Former Wales and British & Irish Lions fly-half Barry John has died aged 79 on Sunday.
Having represented Cefneithinm, Llanelli and Cardiff early in his career, he made his debut for Wales in 1966 and featured in 25 games scoring 90 points.
He played a pivotal role in Wales securing their 1971Grand Slam which was their first since 1952 and then made a key contribution for the British and Irish Lions in the 1971 tour when they defeated New Zealand 2-1. He finished as the leading points scorer for the Lions in that tour.
He retired from rugby at the age of 27, as Wales highest points scorer, citing the pressure of fame and expectation behind his decision.
"Barry John died peacefully today at the University Hospital of Wales surrounded by his loving wife and four children," read a statement from his family.
We are absolutely devastated to learn of the passing of Barry John.

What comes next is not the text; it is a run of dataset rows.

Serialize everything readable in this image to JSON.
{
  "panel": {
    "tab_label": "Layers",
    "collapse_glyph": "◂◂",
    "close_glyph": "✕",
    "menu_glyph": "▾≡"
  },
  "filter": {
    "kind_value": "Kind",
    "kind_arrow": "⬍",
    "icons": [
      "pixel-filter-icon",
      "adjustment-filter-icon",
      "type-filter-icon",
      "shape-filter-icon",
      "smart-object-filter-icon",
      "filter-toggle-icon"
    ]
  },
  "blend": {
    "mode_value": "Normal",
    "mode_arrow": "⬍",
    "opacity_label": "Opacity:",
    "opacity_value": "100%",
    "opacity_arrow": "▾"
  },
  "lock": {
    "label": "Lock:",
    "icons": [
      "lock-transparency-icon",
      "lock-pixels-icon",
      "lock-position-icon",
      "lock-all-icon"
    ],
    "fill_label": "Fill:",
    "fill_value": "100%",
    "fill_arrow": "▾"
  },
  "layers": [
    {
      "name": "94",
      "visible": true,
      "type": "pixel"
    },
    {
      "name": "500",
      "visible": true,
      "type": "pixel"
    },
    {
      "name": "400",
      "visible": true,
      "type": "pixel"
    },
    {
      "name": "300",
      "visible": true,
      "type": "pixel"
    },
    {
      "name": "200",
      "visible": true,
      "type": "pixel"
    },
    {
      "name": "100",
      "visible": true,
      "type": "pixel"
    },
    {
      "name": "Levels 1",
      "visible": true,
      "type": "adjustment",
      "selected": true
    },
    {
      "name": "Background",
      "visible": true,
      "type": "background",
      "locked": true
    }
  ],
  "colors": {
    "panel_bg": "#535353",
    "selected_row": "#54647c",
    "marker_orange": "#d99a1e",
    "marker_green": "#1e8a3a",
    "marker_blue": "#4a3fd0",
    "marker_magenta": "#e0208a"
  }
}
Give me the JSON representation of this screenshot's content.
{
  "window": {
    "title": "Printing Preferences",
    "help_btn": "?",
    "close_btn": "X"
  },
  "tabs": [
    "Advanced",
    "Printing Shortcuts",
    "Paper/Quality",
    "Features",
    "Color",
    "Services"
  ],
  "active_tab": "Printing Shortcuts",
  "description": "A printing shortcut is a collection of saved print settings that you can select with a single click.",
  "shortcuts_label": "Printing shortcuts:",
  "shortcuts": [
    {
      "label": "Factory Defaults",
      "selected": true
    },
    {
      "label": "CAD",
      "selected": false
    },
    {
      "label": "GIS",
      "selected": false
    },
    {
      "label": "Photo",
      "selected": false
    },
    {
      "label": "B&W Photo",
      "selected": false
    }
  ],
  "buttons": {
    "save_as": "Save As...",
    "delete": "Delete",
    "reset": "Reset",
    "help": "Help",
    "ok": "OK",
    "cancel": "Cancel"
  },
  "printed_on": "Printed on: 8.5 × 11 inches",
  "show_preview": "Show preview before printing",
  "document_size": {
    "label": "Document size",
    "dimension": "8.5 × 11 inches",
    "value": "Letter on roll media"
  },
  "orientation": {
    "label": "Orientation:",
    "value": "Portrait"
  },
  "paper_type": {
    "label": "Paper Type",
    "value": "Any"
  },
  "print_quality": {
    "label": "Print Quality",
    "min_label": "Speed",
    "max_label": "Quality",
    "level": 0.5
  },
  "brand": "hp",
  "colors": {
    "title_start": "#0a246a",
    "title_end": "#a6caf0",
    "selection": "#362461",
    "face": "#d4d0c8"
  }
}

One of the greatest players to pull on the Blue and Black and what a partnership he shared with Sir Gareth.— Cardiff Rugby (@Cardiff_Rugby) February 4, 2024
An absolute icon of @Cardiff_RFC , @WelshRugbyUnion and @lionsofficial who will be dearly missed.… pic.twitter.com/6NTtzjnlpT
"He was a loving Dadcu [grandfather] to 11 grandchildren and a much-loved brother."
In his autobiography, John’s famous halfback partner, Sir Gareth Edwards wrote: “He (John) had this marvellous easiness in the mind, reducing problems to their simplest form, backing his own talent all the time. One success on the field bred another and soon he gave off a cool superiority which spread to others in the side.”
Welsh Rugby Union president Terry Cobner paid tribute to John and hailed his contribution to the game.
“To be crowned ‘The King’ in New Zealand when every back row forward in both the North and South Islands is trying to take your head off is quite some accolade,” Cobner said.
“He was a glider, rather than a sidestepper, who had a subtle change of pace and direction ... this is another huge blow for Welsh rugby.”